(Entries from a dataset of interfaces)
*-*-*
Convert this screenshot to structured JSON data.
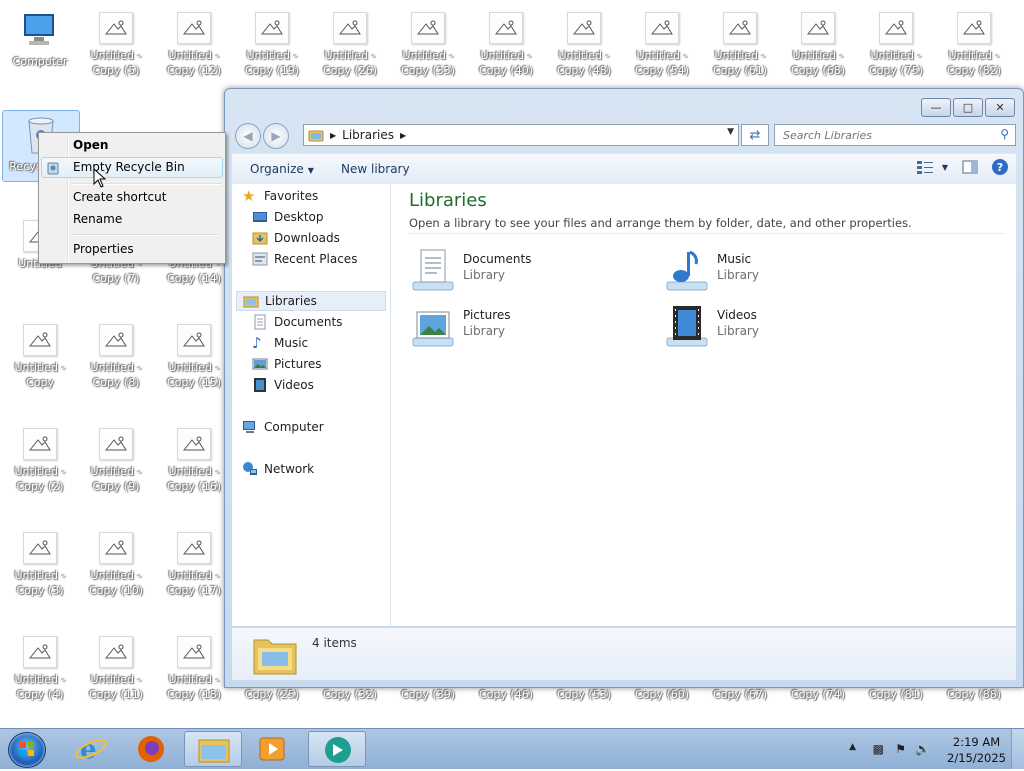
{
  "desktop": {
    "icons": [
      {
        "label": "Computer",
        "type": "computer"
      },
      {
        "label": "Untitled - Copy (5)"
      },
      {
        "label": "Untitled - Copy (12)"
      },
      {
        "label": "Untitled - Copy (19)"
      },
      {
        "label": "Untitled - Copy (26)"
      },
      {
        "label": "Untitled - Copy (33)"
      },
      {
        "label": "Untitled - Copy (40)"
      },
      {
        "label": "Untitled - Copy (48)"
      },
      {
        "label": "Untitled - Copy (54)"
      },
      {
        "label": "Untitled - Copy (61)"
      },
      {
        "label": "Untitled - Copy (68)"
      },
      {
        "label": "Untitled - Copy (75)"
      },
      {
        "label": "Untitled - Copy (82)"
      },
      {
        "label": "Recycle Bin",
        "type": "bin",
        "selected": true
      },
      {
        "label": "Untitled"
      },
      {
        "label": "Untitled - Copy (7)"
      },
      {
        "label": "Untitled - Copy (14)"
      },
      {
        "label": "Untitled - Copy"
      },
      {
        "label": "Untitled - Copy (8)"
      },
      {
        "label": "Untitled - Copy (15)"
      },
      {
        "label": "Untitled - Copy (2)"
      },
      {
        "label": "Untitled - Copy (9)"
      },
      {
        "label": "Untitled - Copy (16)"
      },
      {
        "label": "Untitled - Copy (3)"
      },
      {
        "label": "Untitled - Copy (10)"
      },
      {
        "label": "Untitled - Copy (17)"
      },
      {
        "label": "Untitled - Copy (4)"
      },
      {
        "label": "Untitled - Copy (11)"
      },
      {
        "label": "Untitled - Copy (18)"
      },
      {
        "label": "Untitled - Copy (25)"
      },
      {
        "label": "Untitled - Copy (32)"
      },
      {
        "label": "Untitled - Copy (39)"
      },
      {
        "label": "Untitled - Copy (46)"
      },
      {
        "label": "Untitled - Copy (53)"
      },
      {
        "label": "Untitled - Copy (60)"
      },
      {
        "label": "Untitled - Copy (67)"
      },
      {
        "label": "Untitled - Copy (74)"
      },
      {
        "label": "Untitled - Copy (81)"
      },
      {
        "label": "Untitled - Copy (88)"
      }
    ]
  },
  "context_menu": {
    "items": [
      "Open",
      "Empty Recycle Bin",
      "Create shortcut",
      "Rename",
      "Properties"
    ],
    "highlighted": "Empty Recycle Bin"
  },
  "explorer": {
    "address": {
      "crumb": "Libraries"
    },
    "search": {
      "placeholder": "Search Libraries"
    },
    "toolbar": {
      "organize": "Organize",
      "new_library": "New library"
    },
    "nav": {
      "favorites": "Favorites",
      "desktop": "Desktop",
      "downloads": "Downloads",
      "recent": "Recent Places",
      "libraries": "Libraries",
      "documents": "Documents",
      "music": "Music",
      "pictures": "Pictures",
      "videos": "Videos",
      "computer": "Computer",
      "network": "Network"
    },
    "heading": "Libraries",
    "subtitle": "Open a library to see your files and arrange them by folder, date, and other properties.",
    "libraries": [
      {
        "name": "Documents",
        "type": "Library"
      },
      {
        "name": "Music",
        "type": "Library"
      },
      {
        "name": "Pictures",
        "type": "Library"
      },
      {
        "name": "Videos",
        "type": "Library"
      }
    ],
    "details": {
      "count": "4 items"
    }
  },
  "taskbar": {
    "time": "2:19 AM",
    "date": "2/15/2025"
  },
  "colors": {
    "heading": "#1e6e2a",
    "selection": "#e6eef8",
    "taskbar": "#9fbcdd"
  }
}
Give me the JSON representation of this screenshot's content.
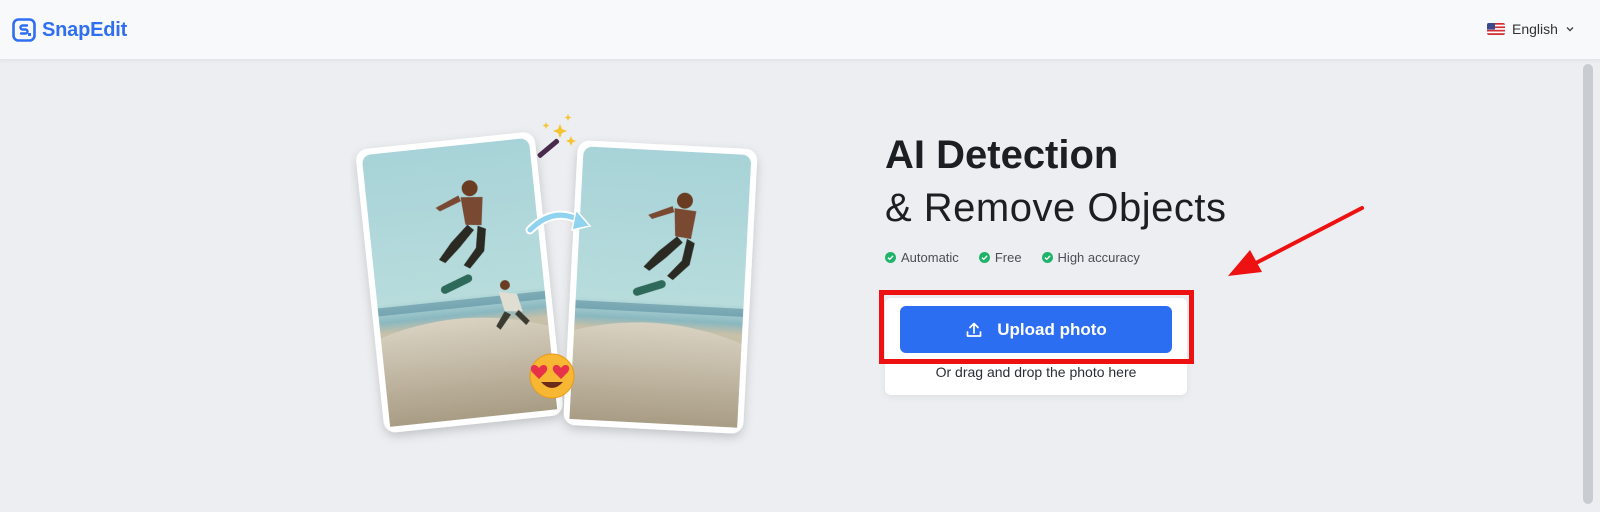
{
  "header": {
    "logo_text": "SnapEdit",
    "language": "English",
    "icons": {
      "logo": "snapedit-logo-icon",
      "flag": "us-flag-icon",
      "chevron": "chevron-down-icon"
    }
  },
  "hero": {
    "title_line1": "AI Detection",
    "title_line2": "& Remove Objects",
    "features": [
      "Automatic",
      "Free",
      "High accuracy"
    ],
    "upload_button": "Upload photo",
    "drag_hint": "Or drag and drop the photo here"
  },
  "colors": {
    "brand": "#2f6ff0",
    "button": "#2c6ef2",
    "check": "#1fb36a",
    "annotation": "#ee1111",
    "background": "#eceef1"
  }
}
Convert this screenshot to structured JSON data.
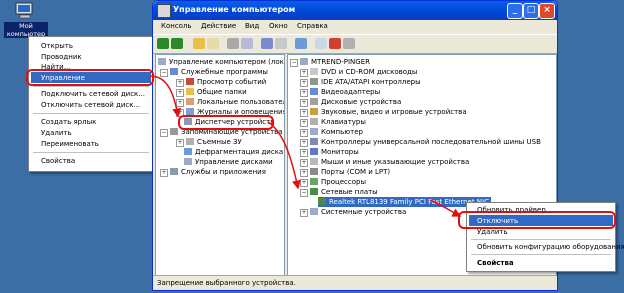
{
  "desktop": {
    "icon_label": "Мой компьютер"
  },
  "context_menu": {
    "items": [
      "Открыть",
      "Проводник",
      "Найти...",
      "Управление",
      "Подключить сетевой диск...",
      "Отключить сетевой диск...",
      "Создать ярлык",
      "Удалить",
      "Переименовать",
      "Свойства"
    ],
    "selected": "Управление"
  },
  "window": {
    "title": "Управление компьютером",
    "menu": [
      "Консоль",
      "Действие",
      "Вид",
      "Окно",
      "Справка"
    ],
    "tree": [
      "Управление компьютером (локал",
      "Служебные программы",
      "Просмотр событий",
      "Общие папки",
      "Локальные пользователи",
      "Журналы и оповещения пр",
      "Диспетчер устройств",
      "Запоминающие устройства",
      "Съемные ЗУ",
      "Дефрагментация диска",
      "Управление дисками",
      "Службы и приложения"
    ],
    "devices": [
      "MTREND-PINGER",
      "DVD и CD-ROM дисководы",
      "IDE ATA/ATAPI контроллеры",
      "Видеоадаптеры",
      "Дисковые устройства",
      "Звуковые, видео и игровые устройства",
      "Клавиатуры",
      "Компьютер",
      "Контроллеры универсальной последовательной шины USB",
      "Мониторы",
      "Мыши и иные указывающие устройства",
      "Порты (COM и LPT)",
      "Процессоры",
      "Сетевые платы",
      "Realtek RTL8139 Family PCI Fast Ethernet NIC",
      "Системные устройства"
    ],
    "status": "Запрещение выбранного устройства."
  },
  "device_menu": {
    "items": [
      "Обновить драйвер...",
      "Отключить",
      "Удалить",
      "Обновить конфигурацию оборудования",
      "Свойства"
    ],
    "selected": "Отключить"
  },
  "colors": {
    "desktop": "#3a6ea5",
    "selection": "#316ac5",
    "highlight": "#e01010"
  }
}
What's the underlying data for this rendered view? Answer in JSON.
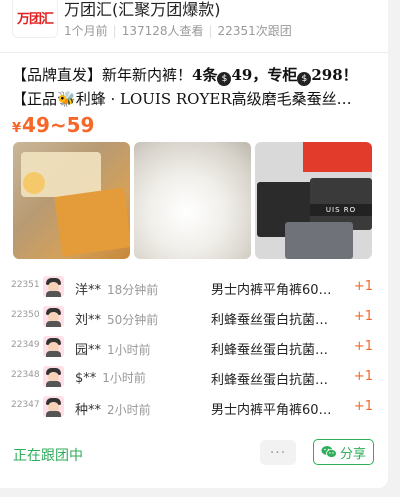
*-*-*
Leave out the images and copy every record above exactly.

Convert this screenshot to structured JSON data.
{
  "desktop": {
    "icons": [
      {
        "label": "Computer",
        "type": "computer"
      },
      {
        "label": "Untitled - Copy (5)"
      },
      {
        "label": "Untitled - Copy (12)"
      },
      {
        "label": "Untitled - Copy (19)"
      },
      {
        "label": "Untitled - Copy (26)"
      },
      {
        "label": "Untitled - Copy (33)"
      },
      {
        "label": "Untitled - Copy (40)"
      },
      {
        "label": "Untitled - Copy (48)"
      },
      {
        "label": "Untitled - Copy (54)"
      },
      {
        "label": "Untitled - Copy (61)"
      },
      {
        "label": "Untitled - Copy (68)"
      },
      {
        "label": "Untitled - Copy (75)"
      },
      {
        "label": "Untitled - Copy (82)"
      },
      {
        "label": "Recycle Bin",
        "type": "bin",
        "selected": true
      },
      {
        "label": "Untitled"
      },
      {
        "label": "Untitled - Copy (7)"
      },
      {
        "label": "Untitled - Copy (14)"
      },
      {
        "label": "Untitled - Copy"
      },
      {
        "label": "Untitled - Copy (8)"
      },
      {
        "label": "Untitled - Copy (15)"
      },
      {
        "label": "Untitled - Copy (2)"
      },
      {
        "label": "Untitled - Copy (9)"
      },
      {
        "label": "Untitled - Copy (16)"
      },
      {
        "label": "Untitled - Copy (3)"
      },
      {
        "label": "Untitled - Copy (10)"
      },
      {
        "label": "Untitled - Copy (17)"
      },
      {
        "label": "Untitled - Copy (4)"
      },
      {
        "label": "Untitled - Copy (11)"
      },
      {
        "label": "Untitled - Copy (18)"
      },
      {
        "label": "Untitled - Copy (25)"
      },
      {
        "label": "Untitled - Copy (32)"
      },
      {
        "label": "Untitled - Copy (39)"
      },
      {
        "label": "Untitled - Copy (46)"
      },
      {
        "label": "Untitled - Copy (53)"
      },
      {
        "label": "Untitled - Copy (60)"
      },
      {
        "label": "Untitled - Copy (67)"
      },
      {
        "label": "Untitled - Copy (74)"
      },
      {
        "label": "Untitled - Copy (81)"
      },
      {
        "label": "Untitled - Copy (88)"
      }
    ]
  },
  "context_menu": {
    "items": [
      "Open",
      "Empty Recycle Bin",
      "Create shortcut",
      "Rename",
      "Properties"
    ],
    "highlighted": "Empty Recycle Bin"
  },
  "explorer": {
    "address": {
      "crumb": "Libraries"
    },
    "search": {
      "placeholder": "Search Libraries"
    },
    "toolbar": {
      "organize": "Organize",
      "new_library": "New library"
    },
    "nav": {
      "favorites": "Favorites",
      "desktop": "Desktop",
      "downloads": "Downloads",
      "recent": "Recent Places",
      "libraries": "Libraries",
      "documents": "Documents",
      "music": "Music",
      "pictures": "Pictures",
      "videos": "Videos",
      "computer": "Computer",
      "network": "Network"
    },
    "heading": "Libraries",
    "subtitle": "Open a library to see your files and arrange them by folder, date, and other properties.",
    "libraries": [
      {
        "name": "Documents",
        "type": "Library"
      },
      {
        "name": "Music",
        "type": "Library"
      },
      {
        "name": "Pictures",
        "type": "Library"
      },
      {
        "name": "Videos",
        "type": "Library"
      }
    ],
    "details": {
      "count": "4 items"
    }
  },
  "taskbar": {
    "time": "2:19 AM",
    "date": "2/15/2025"
  },
  "colors": {
    "heading": "#1e6e2a",
    "selection": "#e6eef8",
    "taskbar": "#9fbcdd"
  }
}
Give me the JSON representation of this screenshot's content.
{
  "header": {
    "logo_text": "SnapEdit",
    "language": "English",
    "icons": {
      "logo": "snapedit-logo-icon",
      "flag": "us-flag-icon",
      "chevron": "chevron-down-icon"
    }
  },
  "hero": {
    "title_line1": "AI Detection",
    "title_line2": "& Remove Objects",
    "features": [
      "Automatic",
      "Free",
      "High accuracy"
    ],
    "upload_button": "Upload photo",
    "drag_hint": "Or drag and drop the photo here"
  },
  "colors": {
    "brand": "#2f6ff0",
    "button": "#2c6ef2",
    "check": "#1fb36a",
    "annotation": "#ee1111",
    "background": "#eceef1"
  }
}
Convert this screenshot to structured JSON data.
{
  "desktop": {
    "icon_label": "Мой компьютер"
  },
  "context_menu": {
    "items": [
      "Открыть",
      "Проводник",
      "Найти...",
      "Управление",
      "Подключить сетевой диск...",
      "Отключить сетевой диск...",
      "Создать ярлык",
      "Удалить",
      "Переименовать",
      "Свойства"
    ],
    "selected": "Управление"
  },
  "window": {
    "title": "Управление компьютером",
    "menu": [
      "Консоль",
      "Действие",
      "Вид",
      "Окно",
      "Справка"
    ],
    "tree": [
      "Управление компьютером (локал",
      "Служебные программы",
      "Просмотр событий",
      "Общие папки",
      "Локальные пользователи",
      "Журналы и оповещения пр",
      "Диспетчер устройств",
      "Запоминающие устройства",
      "Съемные ЗУ",
      "Дефрагментация диска",
      "Управление дисками",
      "Службы и приложения"
    ],
    "devices": [
      "MTREND-PINGER",
      "DVD и CD-ROM дисководы",
      "IDE ATA/ATAPI контроллеры",
      "Видеоадаптеры",
      "Дисковые устройства",
      "Звуковые, видео и игровые устройства",
      "Клавиатуры",
      "Компьютер",
      "Контроллеры универсальной последовательной шины USB",
      "Мониторы",
      "Мыши и иные указывающие устройства",
      "Порты (COM и LPT)",
      "Процессоры",
      "Сетевые платы",
      "Realtek RTL8139 Family PCI Fast Ethernet NIC",
      "Системные устройства"
    ],
    "status": "Запрещение выбранного устройства."
  },
  "device_menu": {
    "items": [
      "Обновить драйвер...",
      "Отключить",
      "Удалить",
      "Обновить конфигурацию оборудования",
      "Свойства"
    ],
    "selected": "Отключить"
  },
  "colors": {
    "desktop": "#3a6ea5",
    "selection": "#316ac5",
    "highlight": "#e01010"
  }
}
What's the underlying data for this rendered view? Answer in JSON.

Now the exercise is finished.